A. Thank you very much. As far as the season, I did decide to make it a wintery song. Winter has a dignified feel. And the air is dry, so you can see the stars well. When I started making the song, I thought "what exactly is the winter of my memories?" And the first thing that came to mind was looking to the sky as a kid and seeing some really pretty stars, and finding Orion among them. That glittering Orion was the first constellation I ever recognized. It was a really impactful moment for me, so it's stuck with me all this time. Thus, digging around in my head with the keyword "winter" made "Orion" come up right away, which became the motif I went with.
Q. Now the second track, Lullabye Goodbye, has a completely different style from "orion." It expresses splintered feelings and anger, and has an air of unrest.
A. This song really warrants explaining, because... well, it's rather bitter, isn't it. (laughs) It's not really about being angry, but... hmm, maybe just not trusting people. In fact, that's always been a fundamental driving force for me. There's a part of me that doesn't much trust other people.
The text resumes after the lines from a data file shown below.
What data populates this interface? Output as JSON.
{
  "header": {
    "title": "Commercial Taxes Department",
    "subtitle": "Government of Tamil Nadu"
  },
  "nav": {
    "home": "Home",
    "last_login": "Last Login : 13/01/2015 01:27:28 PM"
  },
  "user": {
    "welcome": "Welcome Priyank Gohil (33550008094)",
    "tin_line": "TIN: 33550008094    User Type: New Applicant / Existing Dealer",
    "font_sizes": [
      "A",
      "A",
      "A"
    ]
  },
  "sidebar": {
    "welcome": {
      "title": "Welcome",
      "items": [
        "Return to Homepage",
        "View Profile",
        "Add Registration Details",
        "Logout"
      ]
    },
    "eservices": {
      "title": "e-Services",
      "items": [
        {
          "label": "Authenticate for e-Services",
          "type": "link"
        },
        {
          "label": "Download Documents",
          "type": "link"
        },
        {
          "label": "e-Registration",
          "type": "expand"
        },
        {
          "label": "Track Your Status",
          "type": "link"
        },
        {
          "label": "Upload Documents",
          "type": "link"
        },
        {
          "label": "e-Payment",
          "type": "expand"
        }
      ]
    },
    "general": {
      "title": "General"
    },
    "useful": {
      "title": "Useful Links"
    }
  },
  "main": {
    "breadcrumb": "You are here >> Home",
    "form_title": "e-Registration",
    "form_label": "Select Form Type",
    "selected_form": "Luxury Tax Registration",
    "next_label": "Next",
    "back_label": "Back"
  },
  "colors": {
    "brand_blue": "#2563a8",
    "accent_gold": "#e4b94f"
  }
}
I don't want to be anyone's ally. By not allying with anyone, I want to be kind to everyone. Especially in the past, I've lived my life thinking that way... I feel like I'll trust people in order to not trust people, or not trust people in order to trust people. That's my basic theory. I made that "engine" for myself when I was a child.
Q. I see.
A. It definitely holds a strong influence even now, and part of me still uses it as energy to make music. Which is why after making "orion," I needed to make a song like this to even things out.
Q. So how do you feel about your balance between what you seek, what you want to make, and what you should make?
A. I'm moving sort of aimlessly in that regard. Maybe I should strike a balance, or maybe I shouldn't strike a balance. For instance, "orion" is a song for March Comes In Like A Lion. It's derived from that story, its characters, its art. There isn't much of what I personally want to do or my ego in there, and even if there were, it'd just be sneaking in where it can manage to sneak in. At least at present, I feel like I'm keeping a balance.
Q. I suppose so. In doing it this way, your music feels transitory, while also shining beautifully with intense emotion.
A. That's how music is able to easily move people. Sometimes the influence a 2-hour movie can have on your life, music can do in 5 minutes. But it's a very dangerous thing. I mean, there's tons of garbage music. Children will listen to that music and get deceived just like that. And in a way, I'm supporting this deceit. Right... so that's why you need to earnestly engage in childish deceit. It might sound awfully negative to talk about deceiving people, but I think that's just what music is.
Q. You have a point.
A. I always think this when I'm writing lyrics: "Poetic expressions and lies have a lot in common." I mean, fantasy is lies, isn't it? Making up a fantastical world sometimes highlights the vague reality we live in.
A. "Lying can save people." That's why I need to be really attuned to those lies. It's a serious duty I'm responsible for. It's like, say there were a god of music inside of me - if that god says "I want to go over there," I have to be ready to serve them with all my might in heading that way. I don't want it to sound frivolous, but I have a lot of affection for music. At least speaking for myself, I think I'll keep earnestly engaging in "childish deceit."